Exercise description: Whenever a line below holds the word "kind", copy that line.

The data:

########

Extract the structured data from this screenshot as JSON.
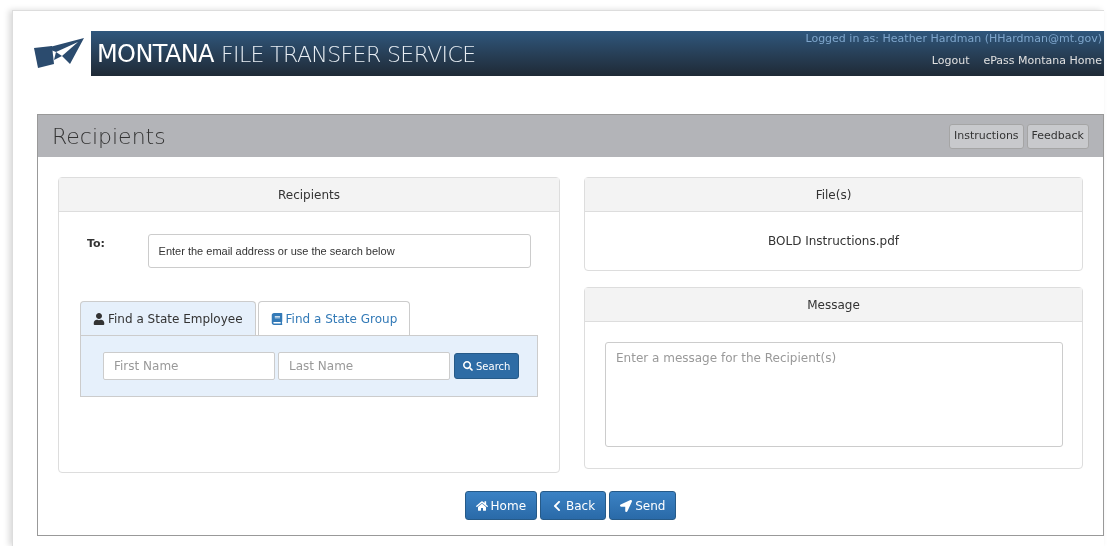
{
  "header": {
    "brand_bold": "MONTANA",
    "brand_rest": "FILE TRANSFER SERVICE",
    "logged_in": "Logged in as: Heather Hardman (HHardman@mt.gov)",
    "links": [
      "Logout",
      "ePass Montana Home"
    ]
  },
  "page": {
    "title": "Recipients",
    "buttons": [
      "Instructions",
      "Feedback"
    ]
  },
  "recipients": {
    "title": "Recipients",
    "to_label": "To:",
    "to_placeholder": "Enter the email address or use the search below",
    "tabs": [
      {
        "label": "Find a State Employee",
        "kind": "person",
        "selected": true
      },
      {
        "label": "Find a State Group",
        "kind": "group",
        "selected": false
      }
    ],
    "first_name_placeholder": "First Name",
    "last_name_placeholder": "Last Name",
    "search_button": "Search"
  },
  "files": {
    "title": "File(s)",
    "items": [
      "BOLD Instructions.pdf"
    ]
  },
  "message": {
    "title": "Message",
    "placeholder": "Enter a message for the Recipient(s)"
  },
  "actions": [
    {
      "label": "Home",
      "kind": "home"
    },
    {
      "label": "Back",
      "kind": "back"
    },
    {
      "label": "Send",
      "kind": "send"
    }
  ]
}
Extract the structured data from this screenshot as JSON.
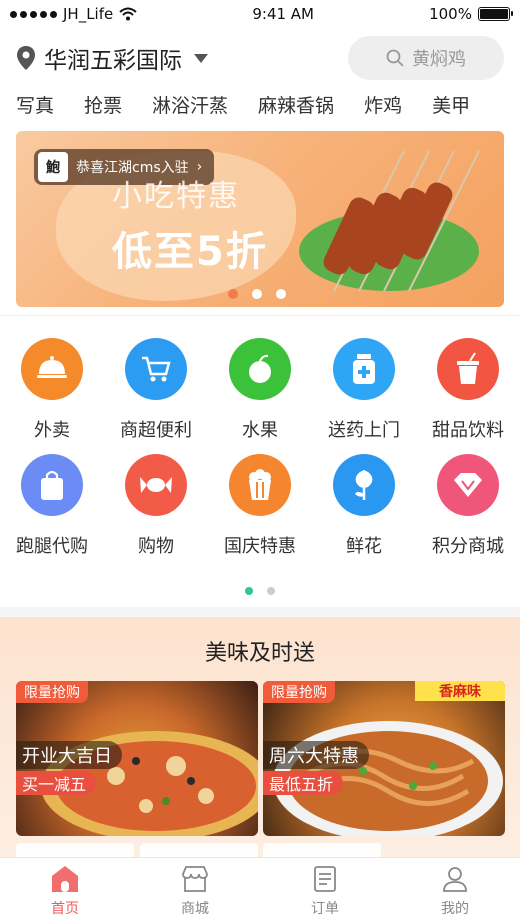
{
  "status_bar": {
    "carrier": "JH_Life",
    "time": "9:41 AM",
    "battery": "100%"
  },
  "header": {
    "location": "华润五彩国际",
    "search_placeholder": "黄焖鸡"
  },
  "nav_tabs": [
    "写真",
    "抢票",
    "淋浴汗蒸",
    "麻辣香锅",
    "炸鸡",
    "美甲"
  ],
  "banner": {
    "shop_notice": "恭喜江湖cms入驻",
    "subtitle": "小吃特惠",
    "headline": "低至5折",
    "slides": 3,
    "active_slide": 1
  },
  "categories": [
    {
      "label": "外卖",
      "icon": "cloche-icon",
      "color": "#f58a2b"
    },
    {
      "label": "商超便利",
      "icon": "cart-icon",
      "color": "#2b9cf2"
    },
    {
      "label": "水果",
      "icon": "apple-icon",
      "color": "#3cc23a"
    },
    {
      "label": "送药上门",
      "icon": "medicine-icon",
      "color": "#2fa6f5"
    },
    {
      "label": "甜品饮料",
      "icon": "drink-icon",
      "color": "#f25541"
    },
    {
      "label": "跑腿代购",
      "icon": "bag-icon",
      "color": "#6b8cf5"
    },
    {
      "label": "购物",
      "icon": "candy-icon",
      "color": "#f35b49"
    },
    {
      "label": "国庆特惠",
      "icon": "popcorn-icon",
      "color": "#f5862f"
    },
    {
      "label": "鲜花",
      "icon": "flower-icon",
      "color": "#2a98f0"
    },
    {
      "label": "积分商城",
      "icon": "diamond-icon",
      "color": "#f0557a"
    }
  ],
  "pagination": {
    "pages": 2,
    "active": 0
  },
  "promo": {
    "title": "美味及时送",
    "cards": [
      {
        "badge": "限量抢购",
        "title": "开业大吉日",
        "subtitle": "买一减五",
        "corner": ""
      },
      {
        "badge": "限量抢购",
        "title": "周六大特惠",
        "subtitle": "最低五折",
        "corner": "香麻味"
      }
    ]
  },
  "tabbar": [
    {
      "label": "首页",
      "icon": "home-icon",
      "active": true
    },
    {
      "label": "商城",
      "icon": "store-icon",
      "active": false
    },
    {
      "label": "订单",
      "icon": "order-icon",
      "active": false
    },
    {
      "label": "我的",
      "icon": "profile-icon",
      "active": false
    }
  ],
  "colors": {
    "accent": "#ef5b5b",
    "pager_active": "#35c58b",
    "promo_bg": "#fde3cf"
  }
}
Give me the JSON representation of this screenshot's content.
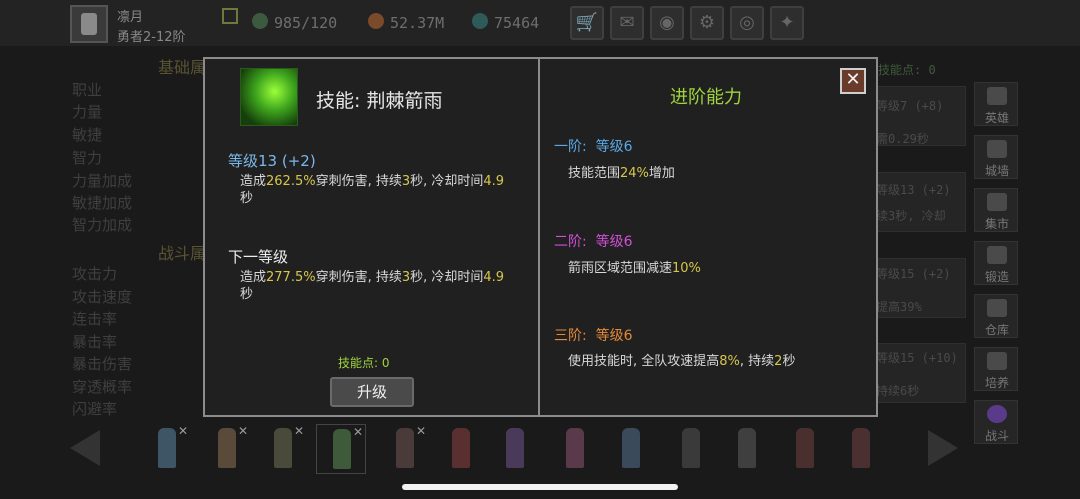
{
  "player": {
    "name": "凛月",
    "level": "勇者2-12阶"
  },
  "resources": [
    {
      "icon": "energy-icon",
      "value": "985/120"
    },
    {
      "icon": "gold-icon",
      "value": "52.37M"
    },
    {
      "icon": "gem-icon",
      "value": "75464"
    }
  ],
  "background_stats": {
    "base_section": "基础属",
    "base_labels": [
      "职业",
      "力量",
      "敏捷",
      "智力",
      "力量加成",
      "敏捷加成",
      "智力加成"
    ],
    "battle_section": "战斗属",
    "battle_labels": [
      "攻击力",
      "攻击速度",
      "连击率",
      "暴击率",
      "暴击伤害",
      "穿透概率",
      "闪避率"
    ],
    "skill_points_bg": "技能点: 0",
    "panel_texts": [
      "等级7 (+8)",
      "需0.29秒",
      "等级13 (+2)",
      "续3秒, 冷却",
      "等级15 (+2)",
      "提高39%",
      "等级15 (+10)",
      "持续6秒"
    ]
  },
  "right_nav": [
    "英雄",
    "城墙",
    "集市",
    "锻造",
    "仓库",
    "培养",
    "战斗"
  ],
  "modal": {
    "skill_title": "技能: 荆棘箭雨",
    "current_level": "等级13 (+2)",
    "current_desc_parts": [
      "造成",
      "262.5%",
      "穿刺伤害, 持续",
      "3",
      "秒, 冷却时间",
      "4.9",
      "秒"
    ],
    "next_level_title": "下一等级",
    "next_desc_parts": [
      "造成",
      "277.5%",
      "穿刺伤害, 持续",
      "3",
      "秒, 冷却时间",
      "4.9",
      "秒"
    ],
    "skill_points": "技能点: 0",
    "upgrade_label": "升级",
    "advanced_title": "进阶能力",
    "tiers": [
      {
        "name": "一阶:",
        "level": "等级6",
        "color": "#5aa8e6",
        "desc_parts": [
          "技能范围",
          "24%",
          "增加"
        ]
      },
      {
        "name": "二阶:",
        "level": "等级6",
        "color": "#d14fd8",
        "desc_parts": [
          "箭雨区域范围减速",
          "10%",
          ""
        ]
      },
      {
        "name": "三阶:",
        "level": "等级6",
        "color": "#e6893a",
        "desc_parts": [
          "使用技能时, 全队攻速提高",
          "8%",
          ", 持续",
          "2",
          "秒"
        ]
      }
    ],
    "close_label": "✕"
  },
  "colors": {
    "highlight": "#d7c64c",
    "level_blue": "#7bb7e8",
    "green": "#9fd53c"
  }
}
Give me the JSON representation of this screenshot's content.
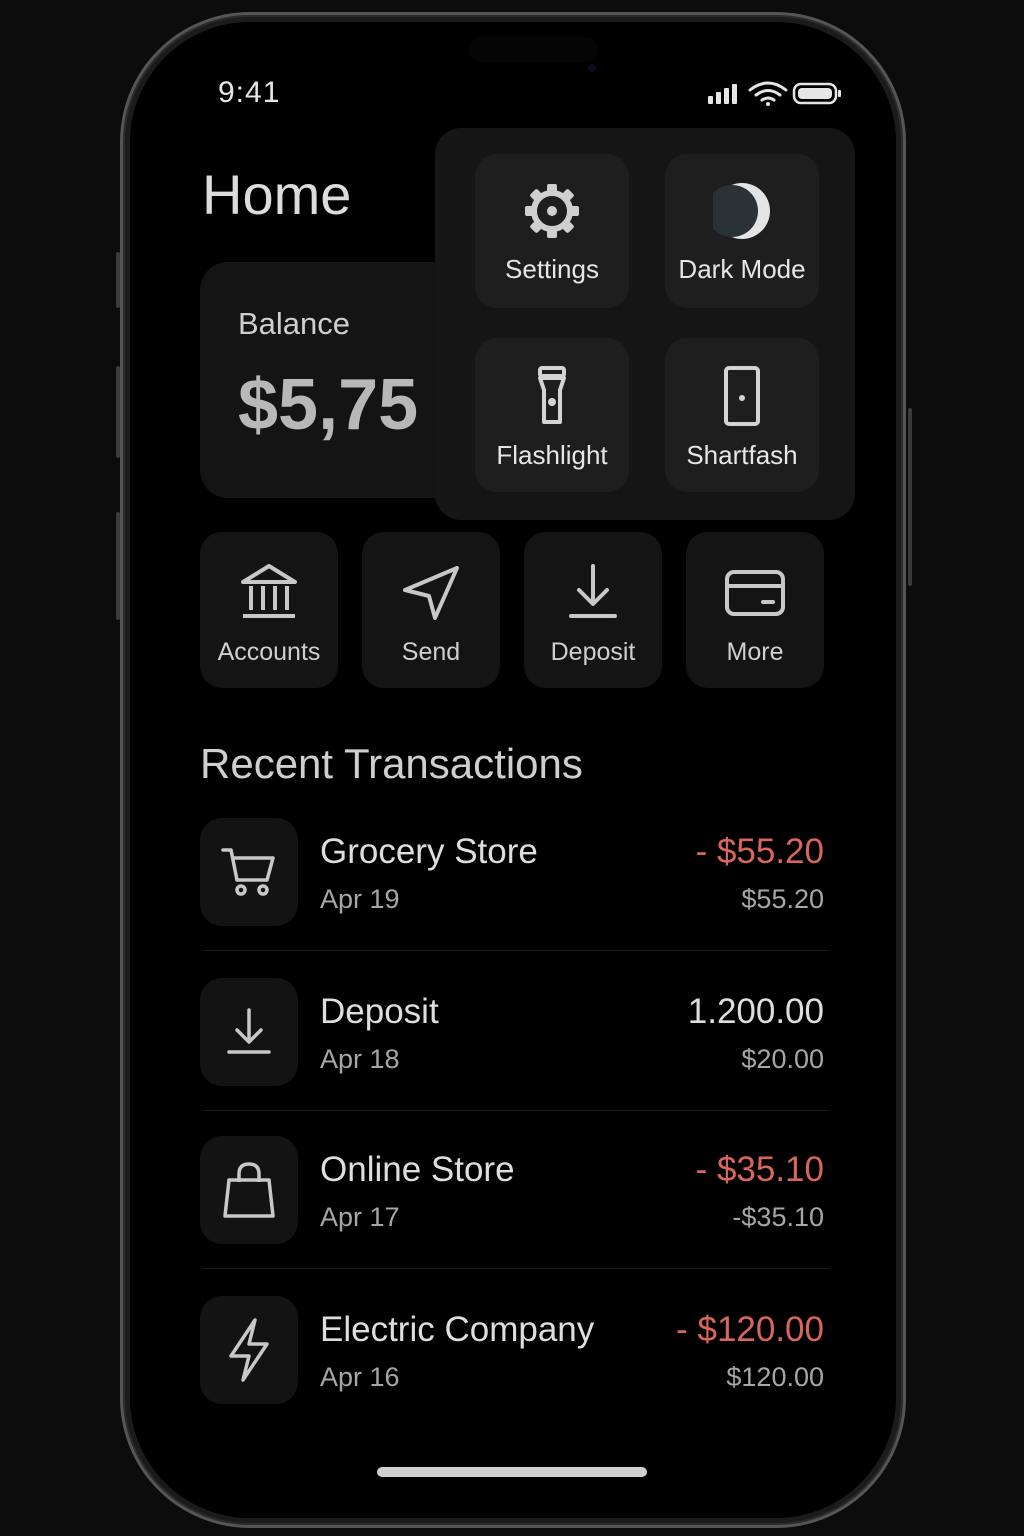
{
  "status_bar": {
    "time": "9:41"
  },
  "header": {
    "title": "Home"
  },
  "balance": {
    "label": "Balance",
    "amount": "$5,75"
  },
  "quick_settings": {
    "tiles": [
      {
        "label": "Settings",
        "icon": "gear-icon"
      },
      {
        "label": "Dark Mode",
        "icon": "moon-icon"
      },
      {
        "label": "Flashlight",
        "icon": "flashlight-icon"
      },
      {
        "label": "Shartfash",
        "icon": "door-icon"
      }
    ]
  },
  "actions": [
    {
      "label": "Accounts",
      "icon": "bank-icon"
    },
    {
      "label": "Send",
      "icon": "send-icon"
    },
    {
      "label": "Deposit",
      "icon": "download-icon"
    },
    {
      "label": "More",
      "icon": "card-icon"
    }
  ],
  "transactions": {
    "title": "Recent Transactions",
    "items": [
      {
        "name": "Grocery Store",
        "date": "Apr 19",
        "amount": "- $55.20",
        "sub": "$55.20",
        "icon": "cart-icon",
        "negative": true
      },
      {
        "name": "Deposit",
        "date": "Apr 18",
        "amount": "1.200.00",
        "sub": "$20.00",
        "icon": "download-icon",
        "negative": false
      },
      {
        "name": "Online Store",
        "date": "Apr 17",
        "amount": "- $35.10",
        "sub": "-$35.10",
        "icon": "bag-icon",
        "negative": true
      },
      {
        "name": "Electric Company",
        "date": "Apr 16",
        "amount": "- $120.00",
        "sub": "$120.00",
        "icon": "bolt-icon",
        "negative": true
      }
    ]
  },
  "colors": {
    "negative": "#d9665c",
    "positive": "#dedede",
    "background": "#000000"
  }
}
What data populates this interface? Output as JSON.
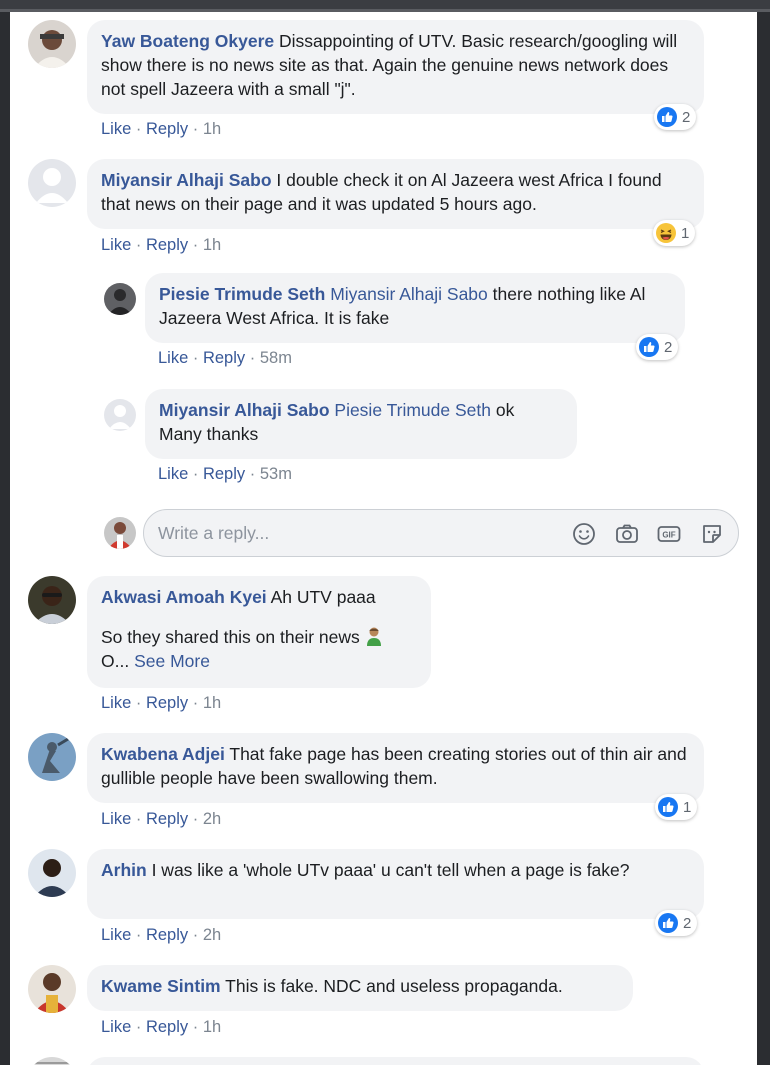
{
  "comments": [
    {
      "author": "Yaw Boateng Okyere",
      "text": "Dissappointing of UTV. Basic research/googling will show there is no news site as that. Again the genuine news network does not spell Jazeera with a small \"j\".",
      "like": "Like",
      "reply": "Reply",
      "time": "1h",
      "reaction_icon": "like-icon",
      "reaction_count": "2"
    },
    {
      "author": "Miyansir Alhaji Sabo",
      "text": "I double check it on Al Jazeera west Africa I found that news on their page and it was updated 5 hours ago.",
      "like": "Like",
      "reply": "Reply",
      "time": "1h",
      "reaction_icon": "haha-icon",
      "reaction_count": "1",
      "replies": [
        {
          "author": "Piesie Trimude Seth",
          "mention": "Miyansir Alhaji Sabo",
          "text": "there nothing like Al Jazeera West Africa. It is fake",
          "like": "Like",
          "reply": "Reply",
          "time": "58m",
          "reaction_icon": "like-icon",
          "reaction_count": "2"
        },
        {
          "author": "Miyansir Alhaji Sabo",
          "mention": "Piesie Trimude Seth",
          "text_line1": "ok",
          "text_line2": "Many thanks",
          "like": "Like",
          "reply": "Reply",
          "time": "53m"
        }
      ]
    },
    {
      "author": "Akwasi Amoah Kyei",
      "text": "Ah UTV paaa",
      "text_line2": "So they shared this on their news",
      "text_line3": "O...",
      "see_more": "See More",
      "like": "Like",
      "reply": "Reply",
      "time": "1h"
    },
    {
      "author": "Kwabena Adjei",
      "text": "That fake page has been creating stories out of thin air and gullible people have been swallowing them.",
      "like": "Like",
      "reply": "Reply",
      "time": "2h",
      "reaction_icon": "like-icon",
      "reaction_count": "1"
    },
    {
      "author": "Arhin",
      "text": "I was like a 'whole UTv paaa' u can't tell when a page is fake?",
      "like": "Like",
      "reply": "Reply",
      "time": "2h",
      "reaction_icon": "like-icon",
      "reaction_count": "2"
    },
    {
      "author": "Kwame Sintim",
      "text": "This is fake. NDC and useless propaganda.",
      "like": "Like",
      "reply": "Reply",
      "time": "1h"
    }
  ],
  "reply_box": {
    "placeholder": "Write a reply...",
    "icons": [
      "emoji-icon",
      "camera-icon",
      "gif-icon",
      "sticker-icon"
    ]
  },
  "separator": "·",
  "colors": {
    "link": "#385898",
    "bubble": "#f2f3f5",
    "like_blue": "#1877f2",
    "meta_gray": "#7c8590"
  }
}
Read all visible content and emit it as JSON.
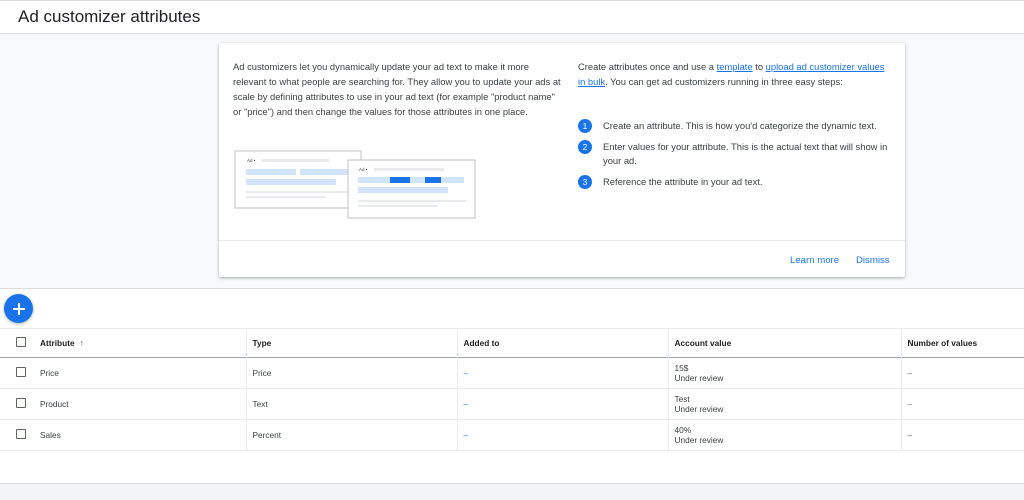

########

Answer for the task:
        "kind": "person",
        "kind": "group",
      "kind": "home"
      "kind": "back"
      "kind": "send"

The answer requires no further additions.